- [Items from an interface collection]:
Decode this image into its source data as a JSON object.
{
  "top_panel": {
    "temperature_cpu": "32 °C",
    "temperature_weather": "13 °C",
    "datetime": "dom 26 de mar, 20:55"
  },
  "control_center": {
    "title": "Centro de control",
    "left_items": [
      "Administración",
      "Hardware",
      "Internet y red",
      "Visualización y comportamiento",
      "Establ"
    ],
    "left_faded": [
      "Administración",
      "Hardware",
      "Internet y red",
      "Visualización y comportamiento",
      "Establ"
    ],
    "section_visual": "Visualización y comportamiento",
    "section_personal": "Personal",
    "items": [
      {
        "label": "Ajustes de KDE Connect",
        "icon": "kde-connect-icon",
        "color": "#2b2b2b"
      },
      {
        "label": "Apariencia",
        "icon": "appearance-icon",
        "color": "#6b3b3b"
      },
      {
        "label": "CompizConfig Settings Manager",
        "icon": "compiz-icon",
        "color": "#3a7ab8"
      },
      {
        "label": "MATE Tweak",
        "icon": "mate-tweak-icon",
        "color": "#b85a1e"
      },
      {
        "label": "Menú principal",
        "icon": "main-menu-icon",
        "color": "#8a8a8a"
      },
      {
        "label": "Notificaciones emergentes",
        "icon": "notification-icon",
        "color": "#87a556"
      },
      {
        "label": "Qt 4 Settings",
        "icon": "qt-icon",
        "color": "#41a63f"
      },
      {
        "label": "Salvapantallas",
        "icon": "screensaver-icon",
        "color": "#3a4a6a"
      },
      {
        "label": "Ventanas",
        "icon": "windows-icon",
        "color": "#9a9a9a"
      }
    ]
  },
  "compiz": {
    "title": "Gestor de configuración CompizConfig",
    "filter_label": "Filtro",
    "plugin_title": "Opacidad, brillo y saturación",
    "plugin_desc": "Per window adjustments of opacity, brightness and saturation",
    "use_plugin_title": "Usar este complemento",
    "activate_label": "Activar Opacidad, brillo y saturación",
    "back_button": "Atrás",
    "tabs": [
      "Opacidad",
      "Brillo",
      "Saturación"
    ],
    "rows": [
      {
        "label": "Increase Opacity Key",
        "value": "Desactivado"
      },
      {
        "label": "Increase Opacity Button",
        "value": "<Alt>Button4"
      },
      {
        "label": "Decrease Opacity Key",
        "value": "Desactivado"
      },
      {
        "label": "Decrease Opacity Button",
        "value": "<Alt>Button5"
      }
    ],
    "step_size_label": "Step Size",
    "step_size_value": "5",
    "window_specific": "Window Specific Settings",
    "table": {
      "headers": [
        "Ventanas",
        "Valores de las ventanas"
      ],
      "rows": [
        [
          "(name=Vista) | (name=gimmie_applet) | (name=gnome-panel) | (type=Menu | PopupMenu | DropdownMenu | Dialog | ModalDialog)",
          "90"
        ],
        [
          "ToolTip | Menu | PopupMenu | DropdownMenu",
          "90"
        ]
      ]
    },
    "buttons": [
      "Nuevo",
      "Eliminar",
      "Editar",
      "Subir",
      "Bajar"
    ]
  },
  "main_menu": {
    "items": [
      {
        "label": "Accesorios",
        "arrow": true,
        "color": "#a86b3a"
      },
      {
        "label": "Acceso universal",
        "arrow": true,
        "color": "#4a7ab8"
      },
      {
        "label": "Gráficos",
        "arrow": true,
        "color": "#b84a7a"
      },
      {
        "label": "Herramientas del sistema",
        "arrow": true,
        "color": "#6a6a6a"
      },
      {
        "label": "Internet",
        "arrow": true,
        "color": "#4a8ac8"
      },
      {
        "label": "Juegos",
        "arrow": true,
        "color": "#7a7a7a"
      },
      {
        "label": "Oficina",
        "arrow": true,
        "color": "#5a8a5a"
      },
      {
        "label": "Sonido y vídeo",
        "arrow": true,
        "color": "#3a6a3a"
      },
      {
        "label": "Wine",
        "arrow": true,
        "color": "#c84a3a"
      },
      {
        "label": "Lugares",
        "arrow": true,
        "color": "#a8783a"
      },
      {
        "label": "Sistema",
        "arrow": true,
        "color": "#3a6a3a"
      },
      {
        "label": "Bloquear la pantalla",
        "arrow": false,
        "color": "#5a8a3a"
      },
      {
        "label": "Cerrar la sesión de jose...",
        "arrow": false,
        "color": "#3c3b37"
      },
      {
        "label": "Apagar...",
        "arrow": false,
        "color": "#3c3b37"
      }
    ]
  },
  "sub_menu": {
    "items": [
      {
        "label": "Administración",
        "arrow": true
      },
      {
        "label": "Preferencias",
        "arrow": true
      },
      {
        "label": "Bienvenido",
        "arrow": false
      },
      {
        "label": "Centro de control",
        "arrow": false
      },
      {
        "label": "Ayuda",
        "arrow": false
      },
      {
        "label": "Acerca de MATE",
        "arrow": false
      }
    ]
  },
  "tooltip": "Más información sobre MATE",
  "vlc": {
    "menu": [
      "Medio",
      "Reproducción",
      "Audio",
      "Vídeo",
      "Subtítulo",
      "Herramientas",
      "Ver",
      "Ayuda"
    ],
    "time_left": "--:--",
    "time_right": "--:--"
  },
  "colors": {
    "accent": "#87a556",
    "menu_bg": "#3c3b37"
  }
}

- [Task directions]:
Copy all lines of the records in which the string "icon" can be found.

- [Answer box]:
        "icon": "kde-connect-icon",
        "icon": "appearance-icon",
        "icon": "compiz-icon",
        "icon": "mate-tweak-icon",
        "icon": "main-menu-icon",
        "icon": "notification-icon",
        "icon": "qt-icon",
        "icon": "screensaver-icon",
        "icon": "windows-icon",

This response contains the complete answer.